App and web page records

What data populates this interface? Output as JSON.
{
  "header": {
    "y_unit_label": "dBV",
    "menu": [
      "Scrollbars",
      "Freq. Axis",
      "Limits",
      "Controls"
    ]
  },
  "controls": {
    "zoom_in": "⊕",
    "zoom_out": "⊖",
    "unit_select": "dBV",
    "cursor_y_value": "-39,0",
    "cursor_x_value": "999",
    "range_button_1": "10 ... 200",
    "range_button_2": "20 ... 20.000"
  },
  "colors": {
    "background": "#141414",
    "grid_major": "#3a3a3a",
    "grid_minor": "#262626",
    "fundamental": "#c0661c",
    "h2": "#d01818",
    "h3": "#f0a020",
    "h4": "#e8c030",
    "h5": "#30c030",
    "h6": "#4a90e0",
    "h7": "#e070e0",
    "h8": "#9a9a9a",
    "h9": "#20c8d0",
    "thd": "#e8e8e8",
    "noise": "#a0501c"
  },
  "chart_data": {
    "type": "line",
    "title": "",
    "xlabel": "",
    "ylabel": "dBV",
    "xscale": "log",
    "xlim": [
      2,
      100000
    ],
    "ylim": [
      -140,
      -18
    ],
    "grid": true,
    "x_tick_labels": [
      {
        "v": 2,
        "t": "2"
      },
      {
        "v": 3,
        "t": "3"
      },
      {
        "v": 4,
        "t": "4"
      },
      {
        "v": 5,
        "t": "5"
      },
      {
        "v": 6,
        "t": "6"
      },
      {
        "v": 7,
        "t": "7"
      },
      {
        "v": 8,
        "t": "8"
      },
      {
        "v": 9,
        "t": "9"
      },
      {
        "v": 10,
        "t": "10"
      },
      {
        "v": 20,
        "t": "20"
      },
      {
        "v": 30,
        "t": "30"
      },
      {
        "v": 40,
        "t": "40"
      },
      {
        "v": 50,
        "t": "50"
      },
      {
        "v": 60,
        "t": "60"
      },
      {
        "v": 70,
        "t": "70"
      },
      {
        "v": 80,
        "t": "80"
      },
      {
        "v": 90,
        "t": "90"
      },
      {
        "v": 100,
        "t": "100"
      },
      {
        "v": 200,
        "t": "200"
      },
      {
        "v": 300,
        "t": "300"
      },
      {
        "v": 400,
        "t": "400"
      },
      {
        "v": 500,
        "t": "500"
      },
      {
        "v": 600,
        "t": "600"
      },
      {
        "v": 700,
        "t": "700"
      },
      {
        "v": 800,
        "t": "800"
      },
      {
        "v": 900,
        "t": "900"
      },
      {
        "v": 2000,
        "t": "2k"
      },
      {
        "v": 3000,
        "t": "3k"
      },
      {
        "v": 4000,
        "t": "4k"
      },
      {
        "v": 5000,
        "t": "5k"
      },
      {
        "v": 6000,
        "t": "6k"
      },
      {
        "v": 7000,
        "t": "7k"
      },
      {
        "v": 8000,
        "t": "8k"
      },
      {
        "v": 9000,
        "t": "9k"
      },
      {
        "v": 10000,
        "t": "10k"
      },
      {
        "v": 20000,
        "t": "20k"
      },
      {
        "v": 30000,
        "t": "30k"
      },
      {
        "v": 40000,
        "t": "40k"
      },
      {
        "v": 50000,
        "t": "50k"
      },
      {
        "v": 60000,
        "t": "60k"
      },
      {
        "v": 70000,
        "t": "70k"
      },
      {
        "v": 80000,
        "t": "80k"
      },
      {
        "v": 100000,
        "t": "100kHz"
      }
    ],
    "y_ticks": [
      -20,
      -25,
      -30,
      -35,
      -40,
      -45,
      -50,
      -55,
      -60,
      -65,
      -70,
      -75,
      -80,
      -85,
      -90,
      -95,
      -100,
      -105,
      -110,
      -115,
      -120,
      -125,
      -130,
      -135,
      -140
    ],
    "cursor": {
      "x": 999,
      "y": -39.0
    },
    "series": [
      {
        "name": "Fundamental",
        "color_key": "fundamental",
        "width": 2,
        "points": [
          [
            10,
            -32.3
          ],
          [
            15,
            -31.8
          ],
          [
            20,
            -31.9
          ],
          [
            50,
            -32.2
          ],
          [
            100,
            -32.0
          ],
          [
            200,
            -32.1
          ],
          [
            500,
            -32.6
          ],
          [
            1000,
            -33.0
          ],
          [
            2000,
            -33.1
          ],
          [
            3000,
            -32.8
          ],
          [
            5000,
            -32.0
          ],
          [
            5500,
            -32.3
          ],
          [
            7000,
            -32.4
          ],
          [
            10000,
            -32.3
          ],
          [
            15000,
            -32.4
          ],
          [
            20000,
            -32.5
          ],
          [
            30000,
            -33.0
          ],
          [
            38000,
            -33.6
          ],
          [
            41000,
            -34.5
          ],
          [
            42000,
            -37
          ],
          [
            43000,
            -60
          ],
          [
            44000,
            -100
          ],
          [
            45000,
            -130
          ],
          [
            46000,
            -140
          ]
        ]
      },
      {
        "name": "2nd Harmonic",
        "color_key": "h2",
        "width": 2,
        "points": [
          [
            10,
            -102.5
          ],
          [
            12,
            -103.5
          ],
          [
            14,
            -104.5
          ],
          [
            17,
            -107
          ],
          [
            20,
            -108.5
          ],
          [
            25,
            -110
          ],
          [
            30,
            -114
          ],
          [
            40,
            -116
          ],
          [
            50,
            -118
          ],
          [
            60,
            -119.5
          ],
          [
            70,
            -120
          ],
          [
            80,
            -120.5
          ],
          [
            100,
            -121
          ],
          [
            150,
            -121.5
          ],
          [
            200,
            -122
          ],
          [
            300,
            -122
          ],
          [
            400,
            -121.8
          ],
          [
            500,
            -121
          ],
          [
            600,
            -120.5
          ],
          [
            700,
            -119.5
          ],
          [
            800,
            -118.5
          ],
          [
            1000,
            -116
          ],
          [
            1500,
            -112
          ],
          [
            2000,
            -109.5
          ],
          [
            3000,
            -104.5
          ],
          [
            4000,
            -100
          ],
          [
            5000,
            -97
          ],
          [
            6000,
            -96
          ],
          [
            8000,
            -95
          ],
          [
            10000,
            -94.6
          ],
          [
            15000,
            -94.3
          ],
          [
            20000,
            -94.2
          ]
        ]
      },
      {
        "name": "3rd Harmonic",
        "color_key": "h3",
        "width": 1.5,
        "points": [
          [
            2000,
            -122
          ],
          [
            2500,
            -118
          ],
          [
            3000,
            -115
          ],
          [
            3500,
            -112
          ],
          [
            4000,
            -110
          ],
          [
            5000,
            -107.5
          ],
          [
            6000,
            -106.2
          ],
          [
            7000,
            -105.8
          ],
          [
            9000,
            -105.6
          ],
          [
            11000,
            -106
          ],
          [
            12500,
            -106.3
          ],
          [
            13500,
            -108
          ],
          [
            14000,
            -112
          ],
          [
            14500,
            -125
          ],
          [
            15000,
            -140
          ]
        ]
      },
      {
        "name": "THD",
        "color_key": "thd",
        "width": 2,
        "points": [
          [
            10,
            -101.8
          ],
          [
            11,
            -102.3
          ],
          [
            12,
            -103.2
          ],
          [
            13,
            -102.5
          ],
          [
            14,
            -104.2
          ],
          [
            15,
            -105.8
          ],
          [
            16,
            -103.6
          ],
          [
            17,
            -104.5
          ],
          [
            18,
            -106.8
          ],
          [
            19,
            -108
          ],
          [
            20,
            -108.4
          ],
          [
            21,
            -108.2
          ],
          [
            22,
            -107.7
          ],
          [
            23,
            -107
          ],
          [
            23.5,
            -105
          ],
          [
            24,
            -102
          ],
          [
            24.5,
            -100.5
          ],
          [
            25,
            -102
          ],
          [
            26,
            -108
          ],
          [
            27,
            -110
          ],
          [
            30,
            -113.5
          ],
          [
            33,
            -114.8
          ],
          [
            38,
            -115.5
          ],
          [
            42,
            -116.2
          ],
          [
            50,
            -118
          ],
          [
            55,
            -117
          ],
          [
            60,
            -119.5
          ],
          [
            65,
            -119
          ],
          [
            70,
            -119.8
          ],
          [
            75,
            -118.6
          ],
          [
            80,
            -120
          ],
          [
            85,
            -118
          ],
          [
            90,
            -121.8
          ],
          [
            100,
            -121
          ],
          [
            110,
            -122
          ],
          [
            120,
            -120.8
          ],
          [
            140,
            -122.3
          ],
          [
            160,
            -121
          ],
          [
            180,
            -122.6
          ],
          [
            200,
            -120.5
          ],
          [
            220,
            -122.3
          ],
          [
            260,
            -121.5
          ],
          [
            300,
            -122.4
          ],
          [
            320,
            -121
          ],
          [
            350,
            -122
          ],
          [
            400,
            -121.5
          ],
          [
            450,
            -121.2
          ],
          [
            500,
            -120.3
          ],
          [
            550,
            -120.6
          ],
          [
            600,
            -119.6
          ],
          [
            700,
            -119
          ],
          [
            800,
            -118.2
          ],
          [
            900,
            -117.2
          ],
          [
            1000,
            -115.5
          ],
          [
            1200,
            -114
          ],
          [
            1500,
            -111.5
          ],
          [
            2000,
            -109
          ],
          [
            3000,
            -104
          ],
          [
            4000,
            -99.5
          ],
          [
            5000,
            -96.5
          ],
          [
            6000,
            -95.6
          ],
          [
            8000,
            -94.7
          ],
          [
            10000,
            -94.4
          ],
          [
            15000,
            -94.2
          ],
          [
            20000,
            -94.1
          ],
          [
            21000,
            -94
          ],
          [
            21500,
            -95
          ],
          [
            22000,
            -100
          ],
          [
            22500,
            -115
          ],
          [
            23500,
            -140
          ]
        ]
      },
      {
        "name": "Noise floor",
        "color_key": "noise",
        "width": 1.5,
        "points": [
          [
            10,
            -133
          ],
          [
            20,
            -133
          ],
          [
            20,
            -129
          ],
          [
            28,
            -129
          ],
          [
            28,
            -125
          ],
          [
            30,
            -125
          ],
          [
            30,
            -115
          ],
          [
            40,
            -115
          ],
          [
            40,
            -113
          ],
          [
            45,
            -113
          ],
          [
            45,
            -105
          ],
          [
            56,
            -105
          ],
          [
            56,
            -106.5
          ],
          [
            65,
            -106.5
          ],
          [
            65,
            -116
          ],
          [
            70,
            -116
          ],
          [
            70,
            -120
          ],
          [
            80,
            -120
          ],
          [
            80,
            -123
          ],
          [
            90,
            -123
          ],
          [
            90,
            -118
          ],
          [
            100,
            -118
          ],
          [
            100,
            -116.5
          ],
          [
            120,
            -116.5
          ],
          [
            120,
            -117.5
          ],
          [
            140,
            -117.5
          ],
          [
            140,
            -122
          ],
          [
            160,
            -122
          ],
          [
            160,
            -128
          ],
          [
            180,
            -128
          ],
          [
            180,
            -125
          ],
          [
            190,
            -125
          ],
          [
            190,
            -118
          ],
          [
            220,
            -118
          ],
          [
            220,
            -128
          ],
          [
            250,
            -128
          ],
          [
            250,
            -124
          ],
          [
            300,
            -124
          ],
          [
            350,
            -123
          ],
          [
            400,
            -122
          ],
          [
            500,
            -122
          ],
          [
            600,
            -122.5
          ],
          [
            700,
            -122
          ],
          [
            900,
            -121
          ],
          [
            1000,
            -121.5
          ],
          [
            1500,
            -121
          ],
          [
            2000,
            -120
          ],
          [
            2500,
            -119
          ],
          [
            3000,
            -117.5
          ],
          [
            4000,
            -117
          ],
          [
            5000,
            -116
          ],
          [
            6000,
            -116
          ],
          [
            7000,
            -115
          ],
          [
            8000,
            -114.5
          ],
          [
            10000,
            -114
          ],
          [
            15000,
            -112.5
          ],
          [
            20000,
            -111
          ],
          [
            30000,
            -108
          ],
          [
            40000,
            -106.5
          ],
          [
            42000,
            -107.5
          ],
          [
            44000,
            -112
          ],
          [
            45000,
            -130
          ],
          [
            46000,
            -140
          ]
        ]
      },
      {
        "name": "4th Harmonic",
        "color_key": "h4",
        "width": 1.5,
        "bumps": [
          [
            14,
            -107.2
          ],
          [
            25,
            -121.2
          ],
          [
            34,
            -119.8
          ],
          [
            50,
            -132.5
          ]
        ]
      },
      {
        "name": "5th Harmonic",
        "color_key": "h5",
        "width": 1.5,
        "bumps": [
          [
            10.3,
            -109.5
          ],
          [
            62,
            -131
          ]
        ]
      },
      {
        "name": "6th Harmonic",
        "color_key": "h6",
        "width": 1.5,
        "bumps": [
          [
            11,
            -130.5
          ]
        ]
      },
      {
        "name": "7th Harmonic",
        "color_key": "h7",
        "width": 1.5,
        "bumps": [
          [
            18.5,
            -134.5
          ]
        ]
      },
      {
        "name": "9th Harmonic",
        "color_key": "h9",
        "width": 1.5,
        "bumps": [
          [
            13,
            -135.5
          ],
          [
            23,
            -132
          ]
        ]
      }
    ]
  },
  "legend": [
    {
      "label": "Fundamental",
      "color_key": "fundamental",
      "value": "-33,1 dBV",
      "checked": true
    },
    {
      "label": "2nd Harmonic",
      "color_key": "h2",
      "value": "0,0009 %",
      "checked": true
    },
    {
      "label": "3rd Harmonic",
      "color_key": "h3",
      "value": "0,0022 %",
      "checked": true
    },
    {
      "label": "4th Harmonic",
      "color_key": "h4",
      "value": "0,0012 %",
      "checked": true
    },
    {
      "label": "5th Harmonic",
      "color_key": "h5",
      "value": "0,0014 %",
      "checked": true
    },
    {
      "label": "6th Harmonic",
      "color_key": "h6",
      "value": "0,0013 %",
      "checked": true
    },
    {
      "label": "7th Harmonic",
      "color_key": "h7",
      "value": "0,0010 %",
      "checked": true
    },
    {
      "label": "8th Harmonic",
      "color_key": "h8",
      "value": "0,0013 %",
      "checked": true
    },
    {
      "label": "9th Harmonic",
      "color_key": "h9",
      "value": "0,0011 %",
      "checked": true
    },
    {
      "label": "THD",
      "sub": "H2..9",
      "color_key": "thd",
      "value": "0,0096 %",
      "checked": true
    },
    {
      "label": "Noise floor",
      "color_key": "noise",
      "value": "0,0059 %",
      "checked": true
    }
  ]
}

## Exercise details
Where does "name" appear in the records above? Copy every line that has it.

## Answer
        "name": "Fundamental",
        "name": "2nd Harmonic",
        "name": "3rd Harmonic",
        "name": "THD",
        "name": "Noise floor",
        "name": "4th Harmonic",
        "name": "5th Harmonic",
        "name": "6th Harmonic",
        "name": "7th Harmonic",
        "name": "9th Harmonic",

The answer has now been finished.